Recreational vehicles include motorhomes, travel trailers, campers, fifth wheels, and more. Since these vehicles differ greatly, so do their insurance requirements.
Basic RV Insurance Rule
So how do you know whether you need insurance for your RV? The basic rule is that insurance is usually optional for towed, self-contained vehicles. Vehicles that you drive from point A to point B, such as a motorhome, need at least the state mandated insurance liability minimums.
Rhode Island only requires $25,000 bodily injury per person per accident, $50,000 bodily injury for all persons per accident, and $25,000 property damage liability; however these minimums are woefully inadequate. Your lender may require you to carry additional protection too.
Understand Your Risk
But remember, just because your state doesn’t require additional insurance, it doesn’t mean you shouldn’t buy it. Insurance protects you from risk and financial loss. If you own a costly recreational vehicle, it is often worthwhile.
For instance, a towed camper may not require insurance. However, new campers are very costly. A moderately-appointed towed camper trailer might cost $25,000, while a fifth-wheel may cost $50,000. Without insurance coverage, you risk your entire investment.
Policy Costs Vary
RV insurance costs vary by the class of the vehicle, usage frequency, your location, driving history and claims, your deductible and coverage limits, and whether you live in your RV full-time, or not.
RV insurance offers many of the same protections an auto policy does, such as collision, comprehensive, bodily injury and property damage liability. However, policies often offer additional coverages. Alternatively, you can pick and choose which additional coverages you need.
An RV policy usually provides vacation liability with a limit of around $10,000 when you buy collision and comprehensive. However, you can increase this limit.
This pays for bodily injury and property damage resulting from an accident while you’re using your RV for pleasure as a temporary vacation residence.
Entrapment & Roadside Assistance
It can be very costly to tow your RV to the nearest qualified repair facility If it breaks down. Freeing your RV from in mud, snow, sand, or water is equally challenging.
Entrapment coverage pays for freeing your RV within 100 feet of the roadway. Roadside assistance pays for towing and labor charges when necessary, even if it’s because you ran out of fuel, your battery died, you locked yourself out of your vehicle, or you had a flat tire.
If you insure your RV on your auto policy, your policy typically doesn’t provide coverage for personal property. While your homeowner’s policy may provide limited coverage for off premises personal belongings, you’ll also pay your deductible. Optional RV coverage protects your belongings well.
Total Loss Replacement

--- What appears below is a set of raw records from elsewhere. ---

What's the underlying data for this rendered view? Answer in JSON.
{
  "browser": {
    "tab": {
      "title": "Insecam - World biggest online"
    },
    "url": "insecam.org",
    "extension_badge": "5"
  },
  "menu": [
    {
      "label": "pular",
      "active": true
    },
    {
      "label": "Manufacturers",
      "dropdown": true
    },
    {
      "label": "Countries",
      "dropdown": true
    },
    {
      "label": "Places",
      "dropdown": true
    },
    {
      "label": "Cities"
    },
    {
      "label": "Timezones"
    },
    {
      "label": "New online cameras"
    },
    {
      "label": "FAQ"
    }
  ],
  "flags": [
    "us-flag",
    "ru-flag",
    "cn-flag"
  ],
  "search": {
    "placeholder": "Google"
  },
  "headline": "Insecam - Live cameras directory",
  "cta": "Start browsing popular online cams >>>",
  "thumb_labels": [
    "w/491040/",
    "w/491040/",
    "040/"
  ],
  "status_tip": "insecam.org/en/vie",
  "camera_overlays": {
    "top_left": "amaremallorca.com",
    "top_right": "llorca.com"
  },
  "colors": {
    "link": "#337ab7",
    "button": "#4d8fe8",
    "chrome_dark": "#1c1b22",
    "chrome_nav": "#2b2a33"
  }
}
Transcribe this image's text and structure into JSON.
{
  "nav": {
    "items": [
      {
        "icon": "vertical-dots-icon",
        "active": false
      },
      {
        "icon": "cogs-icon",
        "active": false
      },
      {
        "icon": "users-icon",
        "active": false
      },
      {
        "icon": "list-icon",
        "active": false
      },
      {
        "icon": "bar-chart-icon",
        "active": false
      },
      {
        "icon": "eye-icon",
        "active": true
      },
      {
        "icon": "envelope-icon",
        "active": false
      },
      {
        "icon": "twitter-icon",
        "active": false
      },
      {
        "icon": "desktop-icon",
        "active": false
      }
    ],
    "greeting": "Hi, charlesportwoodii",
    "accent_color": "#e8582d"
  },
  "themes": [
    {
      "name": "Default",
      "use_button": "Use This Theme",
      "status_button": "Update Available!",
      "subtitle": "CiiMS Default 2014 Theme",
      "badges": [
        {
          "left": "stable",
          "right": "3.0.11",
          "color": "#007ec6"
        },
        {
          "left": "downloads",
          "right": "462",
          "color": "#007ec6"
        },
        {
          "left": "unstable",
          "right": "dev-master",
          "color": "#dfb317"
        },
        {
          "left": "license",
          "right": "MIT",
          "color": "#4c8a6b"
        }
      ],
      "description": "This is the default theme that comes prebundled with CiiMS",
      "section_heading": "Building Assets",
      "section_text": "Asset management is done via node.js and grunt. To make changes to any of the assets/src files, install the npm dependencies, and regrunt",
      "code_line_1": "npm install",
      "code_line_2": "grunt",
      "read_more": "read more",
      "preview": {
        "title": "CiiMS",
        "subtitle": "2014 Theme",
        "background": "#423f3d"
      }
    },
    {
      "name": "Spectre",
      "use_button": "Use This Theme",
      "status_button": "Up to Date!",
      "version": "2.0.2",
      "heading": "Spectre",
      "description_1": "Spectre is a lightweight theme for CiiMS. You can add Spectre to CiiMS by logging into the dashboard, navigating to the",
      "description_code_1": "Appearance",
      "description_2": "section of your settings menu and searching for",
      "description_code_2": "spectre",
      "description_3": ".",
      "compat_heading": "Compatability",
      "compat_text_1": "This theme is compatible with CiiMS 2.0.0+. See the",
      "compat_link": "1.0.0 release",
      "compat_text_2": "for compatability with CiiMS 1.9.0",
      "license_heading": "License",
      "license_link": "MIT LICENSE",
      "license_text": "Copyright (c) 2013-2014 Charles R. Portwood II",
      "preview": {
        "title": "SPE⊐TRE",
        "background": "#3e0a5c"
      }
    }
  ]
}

An owner of a new RV may want to consider a total loss replacement policy. Most policies provide actual cash value compensation calculated replacement cost, less depreciation.
All vehicles, including RVs, depreciate quickly and substantially during the first five years. Without total loss replacement coverage, you could lose up to half your RVs value or more without total loss replacement coverage, if you claim a total loss within that period.
Loiselle Insurance provides unbiased insurance advice for your Rhode Island recreational vehicles. Let us explain your options and find the best possible products at the most reasonable rates. We work for you, not the insurance companies.